Kelly perfectly recreates the look and feel of 1980s suburbia that was featured so prominently in Steven Spielberg movies, like E.T. (1982) with a time travel story that was a popular sub-genre during this decade (see Back to the Future and The Terminator) but with a dark, foreboding atmosphere that eats away at the wholesome façade of America reminiscent of David Lynch’s Blue Velvet (1986). There are even characters like Grandma Death that seem to have walked right out of a Stephen King novel. To complete the ‘80s vibe, Kelly populates his film with a killer soundtrack of period music, including the likes of INXS, Tears for Fears and Duran Duran.
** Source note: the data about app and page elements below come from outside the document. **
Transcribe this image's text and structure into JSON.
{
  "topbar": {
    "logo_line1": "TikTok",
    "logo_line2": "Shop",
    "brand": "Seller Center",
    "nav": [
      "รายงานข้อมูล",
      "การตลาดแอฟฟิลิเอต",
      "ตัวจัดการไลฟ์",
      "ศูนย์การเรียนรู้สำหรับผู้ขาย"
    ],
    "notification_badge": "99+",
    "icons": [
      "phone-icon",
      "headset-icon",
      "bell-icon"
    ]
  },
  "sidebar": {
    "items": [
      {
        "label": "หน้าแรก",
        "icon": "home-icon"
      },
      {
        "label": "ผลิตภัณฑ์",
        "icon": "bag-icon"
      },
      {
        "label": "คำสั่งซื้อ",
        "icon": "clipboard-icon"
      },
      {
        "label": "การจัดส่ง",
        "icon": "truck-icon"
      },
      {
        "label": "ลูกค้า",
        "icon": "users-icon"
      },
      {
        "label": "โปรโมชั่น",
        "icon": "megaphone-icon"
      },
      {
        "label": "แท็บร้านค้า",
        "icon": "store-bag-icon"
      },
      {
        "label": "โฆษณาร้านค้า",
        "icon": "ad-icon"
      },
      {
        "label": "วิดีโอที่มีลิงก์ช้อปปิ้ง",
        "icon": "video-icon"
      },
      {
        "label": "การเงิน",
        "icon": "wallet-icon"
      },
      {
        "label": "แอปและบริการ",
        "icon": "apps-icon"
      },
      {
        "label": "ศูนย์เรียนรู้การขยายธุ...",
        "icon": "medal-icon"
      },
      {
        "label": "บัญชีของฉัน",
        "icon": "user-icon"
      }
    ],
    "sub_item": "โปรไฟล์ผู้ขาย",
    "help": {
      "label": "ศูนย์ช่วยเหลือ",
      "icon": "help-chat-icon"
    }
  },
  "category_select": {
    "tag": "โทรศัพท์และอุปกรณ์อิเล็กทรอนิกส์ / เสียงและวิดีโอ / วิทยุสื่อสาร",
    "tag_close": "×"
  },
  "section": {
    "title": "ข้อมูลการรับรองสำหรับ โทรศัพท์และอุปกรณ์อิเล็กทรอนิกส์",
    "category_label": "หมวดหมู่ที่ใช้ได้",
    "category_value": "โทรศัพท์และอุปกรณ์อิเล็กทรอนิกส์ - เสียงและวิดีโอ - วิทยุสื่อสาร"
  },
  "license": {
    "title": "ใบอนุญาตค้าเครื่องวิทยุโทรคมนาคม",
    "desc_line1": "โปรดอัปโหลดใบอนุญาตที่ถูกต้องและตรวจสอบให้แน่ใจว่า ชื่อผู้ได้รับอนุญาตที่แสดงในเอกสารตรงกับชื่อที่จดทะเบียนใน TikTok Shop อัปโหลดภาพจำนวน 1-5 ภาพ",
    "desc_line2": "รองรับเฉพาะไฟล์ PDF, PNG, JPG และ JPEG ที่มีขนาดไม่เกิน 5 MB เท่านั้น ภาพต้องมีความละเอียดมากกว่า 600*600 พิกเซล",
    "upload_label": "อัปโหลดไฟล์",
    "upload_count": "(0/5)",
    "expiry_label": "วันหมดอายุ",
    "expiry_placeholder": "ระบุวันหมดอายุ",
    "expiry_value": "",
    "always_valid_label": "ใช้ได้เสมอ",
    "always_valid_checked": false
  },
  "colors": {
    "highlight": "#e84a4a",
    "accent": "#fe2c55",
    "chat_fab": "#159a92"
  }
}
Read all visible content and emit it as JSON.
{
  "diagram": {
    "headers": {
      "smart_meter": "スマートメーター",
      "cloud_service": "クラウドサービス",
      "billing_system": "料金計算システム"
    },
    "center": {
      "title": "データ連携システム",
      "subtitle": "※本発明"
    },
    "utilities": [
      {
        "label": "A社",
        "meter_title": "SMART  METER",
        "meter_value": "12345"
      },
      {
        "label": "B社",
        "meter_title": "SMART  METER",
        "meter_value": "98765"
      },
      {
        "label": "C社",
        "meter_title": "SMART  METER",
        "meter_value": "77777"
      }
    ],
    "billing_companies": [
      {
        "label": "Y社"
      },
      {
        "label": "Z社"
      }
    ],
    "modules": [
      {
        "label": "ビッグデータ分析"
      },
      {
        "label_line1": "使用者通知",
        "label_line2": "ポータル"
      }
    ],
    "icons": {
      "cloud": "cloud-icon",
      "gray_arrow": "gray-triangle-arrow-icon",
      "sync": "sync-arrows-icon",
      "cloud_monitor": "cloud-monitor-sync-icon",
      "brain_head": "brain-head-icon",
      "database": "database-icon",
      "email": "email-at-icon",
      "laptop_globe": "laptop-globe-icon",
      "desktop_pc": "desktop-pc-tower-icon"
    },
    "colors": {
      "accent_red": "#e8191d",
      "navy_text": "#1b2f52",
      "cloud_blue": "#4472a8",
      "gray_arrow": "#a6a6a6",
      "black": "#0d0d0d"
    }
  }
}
Donnie Darko explores the fascinating possibilities of alternate realities and how the jet engine crash creates a new reality. Or is it all happening in Donnie’s head? The film provides clues and evidence to support both theories and this new cut places more emphasis on the fantasy elements of the story as it integrates the deleted scenes featured on the original DVD. For the most part, this additional footage doesn’t shed much more light on the unexplained mysteries of the movie but rather fleshes out the relationships between characters. Some fans may gripe that Kelly is messing with an already perfect film but he has stated that this new version is much closer to his original vision. Personally, I don’t find this new version better or worse – just different.
If you own the first DVD don’t get rid of it as none of the extras are included on this new version, which has its own collection of new supplemental material.
The first disc features a brand new audio commentary by Richard Kelly and filmmaker Kevin Smith. Kelly talks about the changes in this new cut and how they are intended to enhance the comic book/science fiction elements. Smith grounds the track by bringing a good dose of humour and keeps things going by asking Kelly a lot of questions. It’s great to hear these two filmmakers talk about their craft and this results in a strong track.
The second disc starts off with the “Donnie Darko Production Diary,” a 52-minute collection of on-the-set footage tracing the making of Donnie Darko from location scouting to certain scenes being shot. The lack of structure and voiceover narration makes this extra tedious to watch after awhile so cinematographer Steven Poster’s optional audio commentary is a welcome addition as he imposes a structure and puts what we are watching into its proper context.
“They Made Me Do It Too – The Cult of Donnie Darko” is a look at the dedicated U.K. fan base that worships this movie. Film critics and fans gush about why they like this movie and what makes it so great in this featurette that tends to be a little to self-congratulatory for its own good.
“Storyboard to Screen” allows one to watch a few scenes from the movie and the corresponding storyboards simultaneously.
“#1 Fan: A Darkomentary” is the winning entry from a contest held on the official website to find the most devoted fan of the movie. The winning short film is included and we are presented with a devotee who clearly needs to get out more often.
Finally, there is a trailer for the Director’s Cut of the movie.